Risks Associated with Waste Incineration
What the Waste to Energy Industry is Not Telling You
Webinar: Friday, May 30, 10:30 am – 12:00 pm
Please join us for this webinar where a panel of experts and public interest advocates will discuss the economic, environmental and public health risks posed by waste incineration, and the impacts felt by communities that have built them.
Metro Vancouver has a plan to build a new waste incinerator in BC. So far, three communities have been identified as potential sites (Delta, Nanaimo and Port Mellon) but six more sites are still to be announced.
There will be increasing pressure on these communities to accept the proposed incinerator, but the outcome is far from inevitable. In recent years, Powell River, Kamloops, Port Moody, Nanaimo and Christina Lake have all stopped proposals to burn waste in their communities.
Hosted by Zero Waste BC, Zero Waste Canada and the Global Alliance for Incinerator Alternatives, this webinar will feature guest speakers from Detroit, San Francisco and BC, speaking about the multiple risks posed by incinerators, as well as better waste management options for communities to consider.
Russell Brewer, Councillor, City of Powell River
Moderated by Jamie Kaminski, Zero Waste Canada
Ahmina Maxey, Coordinator, Zero Waste Detroit Coalition
Bradley Angel, Director, Greenaction for Health & Environmental Justice
If you wish to join the webinar, please RSVP Jenna Ralston at email@example.com by Tuesday, May 27th.
An email with webinar/call information will be sent to you, after you have responded. Also, please share this invitation with any colleagues or friends that may be interested.
Today I sat in on a meeting of the Sunshine Coast Regional District Board where MMBC's Allen Langdon was briefing the politicians about the new stewardship program for PPP (packaging and printed paper) which will be rolling out in 24 days.
The meeting was very tense, with the politicians struggling to articulate the many basic questions about the program that still have not been resolved -- like, what will it look like?

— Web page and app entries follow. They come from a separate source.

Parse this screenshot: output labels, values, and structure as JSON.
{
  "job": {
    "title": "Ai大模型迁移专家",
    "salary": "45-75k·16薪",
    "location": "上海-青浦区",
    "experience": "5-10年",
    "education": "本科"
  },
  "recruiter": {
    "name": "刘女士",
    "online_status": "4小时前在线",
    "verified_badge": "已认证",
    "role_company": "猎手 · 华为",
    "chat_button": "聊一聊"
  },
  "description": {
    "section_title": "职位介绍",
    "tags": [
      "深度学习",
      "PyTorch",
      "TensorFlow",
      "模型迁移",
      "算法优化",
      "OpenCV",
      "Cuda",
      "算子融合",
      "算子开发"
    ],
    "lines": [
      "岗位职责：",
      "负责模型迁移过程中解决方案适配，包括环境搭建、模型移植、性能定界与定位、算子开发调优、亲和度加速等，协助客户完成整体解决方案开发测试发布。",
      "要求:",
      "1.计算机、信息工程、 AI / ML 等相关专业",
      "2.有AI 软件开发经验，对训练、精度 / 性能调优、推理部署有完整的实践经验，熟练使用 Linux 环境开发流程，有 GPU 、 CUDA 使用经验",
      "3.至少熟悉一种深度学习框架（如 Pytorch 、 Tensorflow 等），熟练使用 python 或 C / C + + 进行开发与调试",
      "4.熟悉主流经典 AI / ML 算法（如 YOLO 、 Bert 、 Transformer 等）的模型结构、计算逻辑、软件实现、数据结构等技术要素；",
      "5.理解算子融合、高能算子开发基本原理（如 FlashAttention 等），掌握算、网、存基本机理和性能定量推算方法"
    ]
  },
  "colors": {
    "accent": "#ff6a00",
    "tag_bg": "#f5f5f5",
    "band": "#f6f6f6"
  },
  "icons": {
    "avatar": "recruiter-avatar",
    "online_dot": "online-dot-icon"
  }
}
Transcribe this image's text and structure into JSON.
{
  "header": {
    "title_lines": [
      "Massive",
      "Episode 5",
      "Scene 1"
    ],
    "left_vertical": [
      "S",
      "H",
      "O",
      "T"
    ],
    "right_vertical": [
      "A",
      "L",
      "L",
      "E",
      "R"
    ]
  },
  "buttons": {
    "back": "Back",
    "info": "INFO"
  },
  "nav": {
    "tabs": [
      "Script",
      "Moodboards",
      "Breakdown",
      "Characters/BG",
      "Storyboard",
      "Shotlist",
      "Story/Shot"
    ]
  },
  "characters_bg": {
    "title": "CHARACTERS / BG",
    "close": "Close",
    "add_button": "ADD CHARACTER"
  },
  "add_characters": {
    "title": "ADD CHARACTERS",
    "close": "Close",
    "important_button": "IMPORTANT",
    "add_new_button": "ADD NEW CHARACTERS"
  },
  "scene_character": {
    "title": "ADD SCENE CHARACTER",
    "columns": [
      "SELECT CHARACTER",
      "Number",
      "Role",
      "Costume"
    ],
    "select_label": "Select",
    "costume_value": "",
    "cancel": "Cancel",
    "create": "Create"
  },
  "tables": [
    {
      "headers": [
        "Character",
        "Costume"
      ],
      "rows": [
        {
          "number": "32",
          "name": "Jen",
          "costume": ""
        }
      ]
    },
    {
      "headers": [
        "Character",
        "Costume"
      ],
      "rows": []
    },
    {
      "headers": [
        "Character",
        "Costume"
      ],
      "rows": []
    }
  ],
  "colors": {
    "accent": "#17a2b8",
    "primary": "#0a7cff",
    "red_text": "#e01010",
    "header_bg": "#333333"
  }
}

One question that came up: what is MMBC planning to do with the "residuals" -- non-recyclable materials that are collected in the program. Would they be burning those residuals in an incinerator? This was the allegation made by a well-known, award-winning local recyc
ler, linking the MMBC program to Metro Vancouver's plan to build an incinerator, possibly right up the Sound in Port Mellon.
Langdon insisted that the recycler was "misinformed" and repeated several times that MMBC had no plan to incinerate residuals, but would be landfilling them instead.
It may be true that MMBC has no such plan at this time. However, they will be up against pressure coming from Metro Vancouver to force them to burn their residuals.
This is a component of Metro Vancouver's new solid waste management plan
. Section 3.3.3 of Metro's plan, on page 26, says that the region will request the provincial government
to develop "requirements for existing and future stewardship programs to use the non-recyclable portion of returned material as fuel rather than landfilling."
It may not be MMBC's plan at this time to burn residuals, but it clearly is Metro Vancouver's plan. And that plan has been approved by the province.
NOTE: In Europe, where the concept of producer responsibility for packaging was introduced in 1991, producers are obligated to achieve targets just as they are under our regulation. But the European directive
was amended in 2003 so that the targets don't require recycling any more.
Since 2008, "at least 60 % by weight of packaging waste [is required] to be recovered or incinerated at waste incineration plants with energy recovery".
The Directive underscores the point: [t]he incineration of waste at plants with energy recovery is regarded as contributing to the realisation of these objectives.
Is this where we're headed in BC, with Metro Vancouver's help?
What is this all about?
One visitor to the blog recognized the plant in this video clip. S/he pointed out that this plant is not sorting materials collected in the City of Vancouver.
Right! If it had been a load of City materials, paper and containers would not have been mixed together on the conveyor belt. Vancouver is one of the few remaining cities in the Metro region that ask households to separate their recyclables into three streams: newsprint, mixed household paper, and containers.
The recycling plant pictured here sorts materials from the growing number of cities in our region (and across North America) that offer single stream recycling. Households put all their recyclable materials in one container, leaving it to someone else to sort them out.
If you think (as I do) that this looks like a pretty awful job, standing at a speeding conveyor for 8 hours a day, consider this: what if it was not just recyclable materials flowing by, but mixed garbage?
The garbage industry is preparing to build three mixed waste processing plants
, where people at conveyor belts like this will split open garbage bags and sort through the contents looking for recyclable and compostable materials. The proposal met with resistance
from existing recyclers.
The rationale for the garbage-sorting plants is that people living in apartments and condos are never going to be convinced to sort their recyclable materials out of their garbage.